#### [The problem]
In the entries below, find every line holding the string "elapsed" and collect it.
= Beginning of Section =
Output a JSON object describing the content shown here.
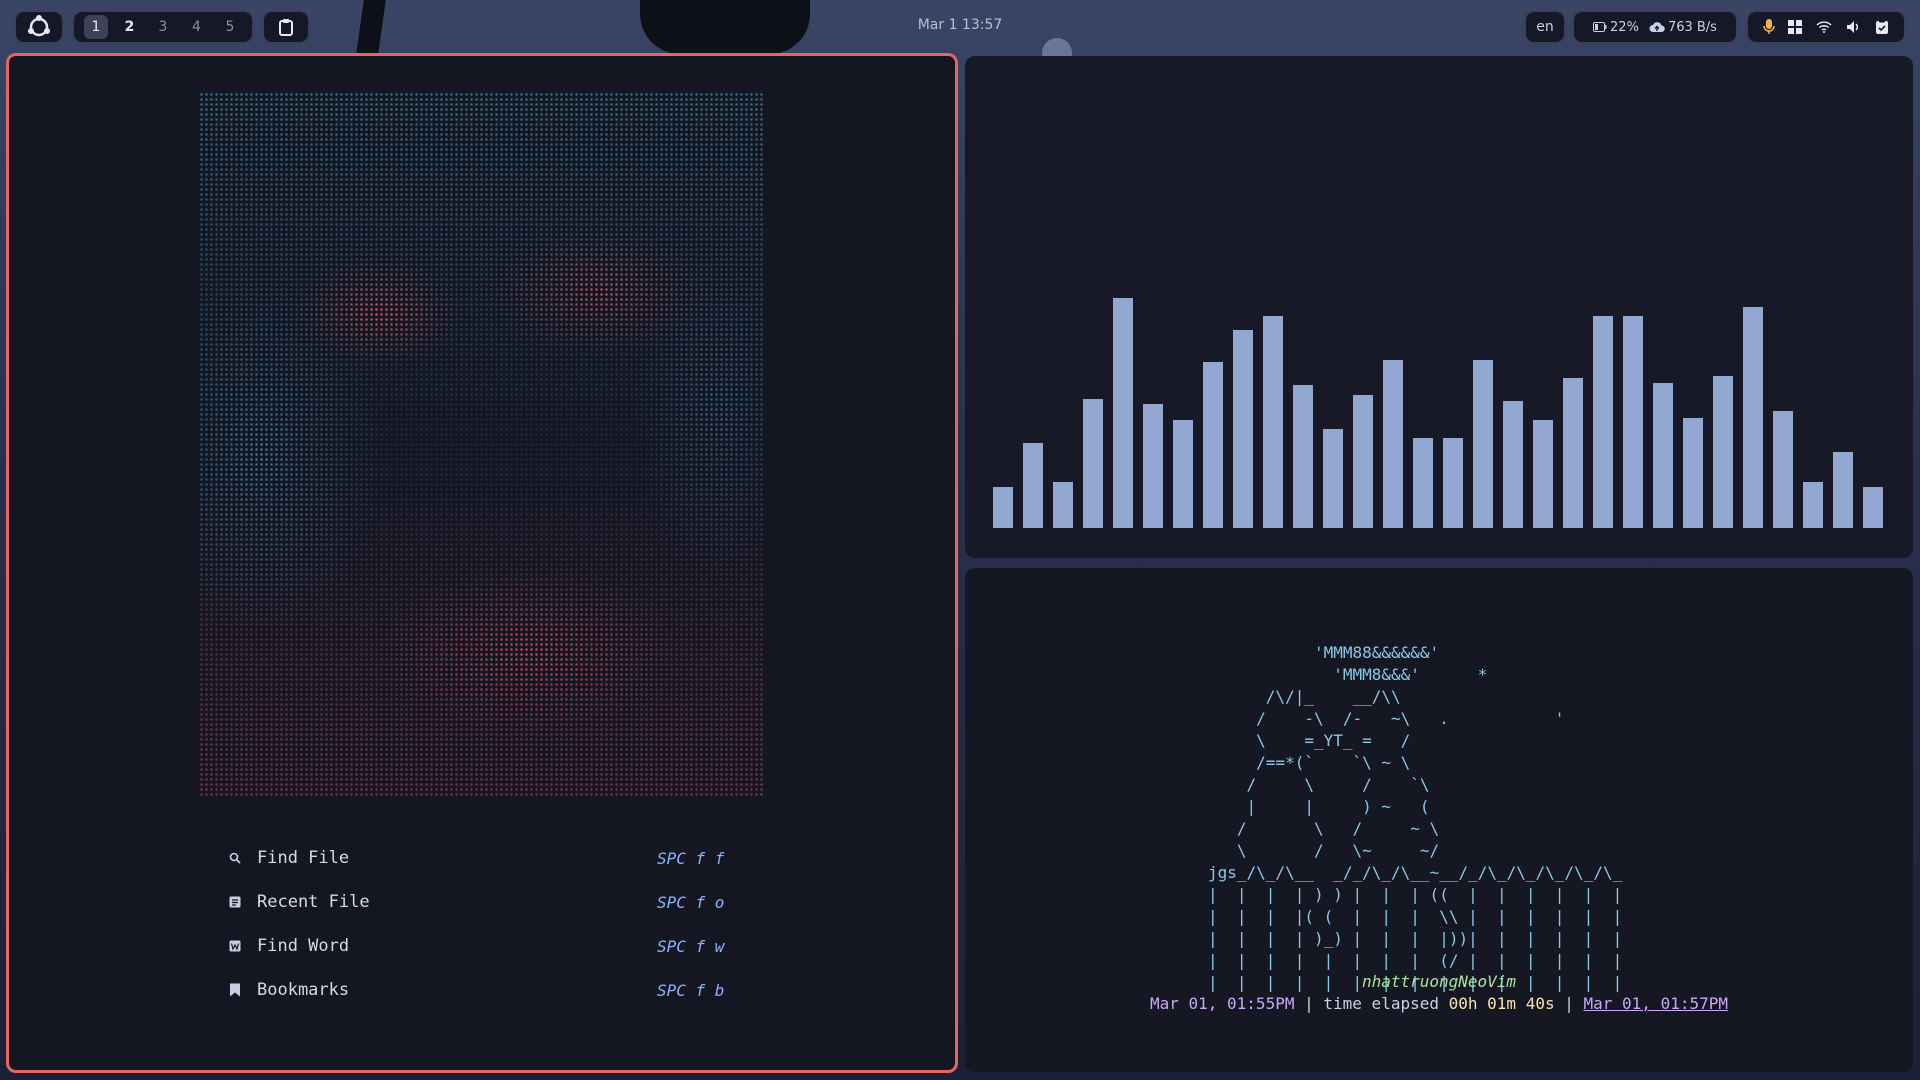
{
  "topbar": {
    "logo_icon": "distro-logo-icon",
    "workspaces": [
      {
        "label": "1",
        "state": "active"
      },
      {
        "label": "2",
        "state": "occupied"
      },
      {
        "label": "3",
        "state": "empty"
      },
      {
        "label": "4",
        "state": "empty"
      },
      {
        "label": "5",
        "state": "empty"
      }
    ],
    "clipboard_icon": "clipboard-icon",
    "clock": "Mar 1  13:57",
    "language": "en",
    "battery": "22%",
    "network_speed": "763 B/s",
    "tray_icons": [
      "microphone-icon",
      "grid-icon",
      "wifi-icon",
      "volume-icon",
      "clipboard-check-icon"
    ]
  },
  "dashboard": {
    "items": [
      {
        "icon": "search-icon",
        "label": "Find File",
        "key": "SPC f f"
      },
      {
        "icon": "file-icon",
        "label": "Recent File",
        "key": "SPC f o"
      },
      {
        "icon": "word-icon",
        "label": "Find Word",
        "key": "SPC f w"
      },
      {
        "icon": "bookmark-icon",
        "label": "Bookmarks",
        "key": "SPC f b"
      }
    ]
  },
  "visualizer": {
    "color": "#93a8d0",
    "levels": [
      0.18,
      0.37,
      0.2,
      0.56,
      1.0,
      0.54,
      0.47,
      0.72,
      0.86,
      0.92,
      0.62,
      0.43,
      0.58,
      0.73,
      0.39,
      0.39,
      0.73,
      0.55,
      0.47,
      0.65,
      0.92,
      0.92,
      0.63,
      0.48,
      0.66,
      0.96,
      0.51,
      0.2,
      0.33,
      0.18
    ]
  },
  "ascii_art": {
    "lines": [
      "           'MMM88&&&&&&'",
      "             'MMM8&&&'      *",
      "      /\\/|_    __/\\\\",
      "     /    -\\  /-   ~\\   .           '",
      "     \\    =_YT_ =   /",
      "     /==*(`    `\\ ~ \\",
      "    /     \\     /    `\\",
      "    |     |     ) ~   (",
      "   /       \\   /     ~ \\",
      "   \\       /   \\~     ~/",
      "jgs_/\\_/\\__  _/_/\\_/\\__~__/_/\\_/\\_/\\_/\\_/\\_",
      "|  |  |  | ) ) |  |  | ((  |  |  |  |  |  |",
      "|  |  |  |( (  |  |  |  \\\\ |  |  |  |  |  |",
      "|  |  |  | )_) |  |  |  |))|  |  |  |  |  |",
      "|  |  |  |  |  |  |  |  (/ |  |  |  |  |  |",
      "|  |  |  |  |  |  |  |  |  |  |  |  |  |  |"
    ],
    "author": "nhattruongNeoVim",
    "start_time": "Mar 01, 01:55PM",
    "elapsed_label": "time elapsed",
    "elapsed": "00h 01m 40s",
    "end_time": "Mar 01, 01:57PM",
    "separator": "|"
  }
}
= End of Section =
#### [Written answer]
    "elapsed_label": "time elapsed",
    "elapsed": "00h 01m 40s",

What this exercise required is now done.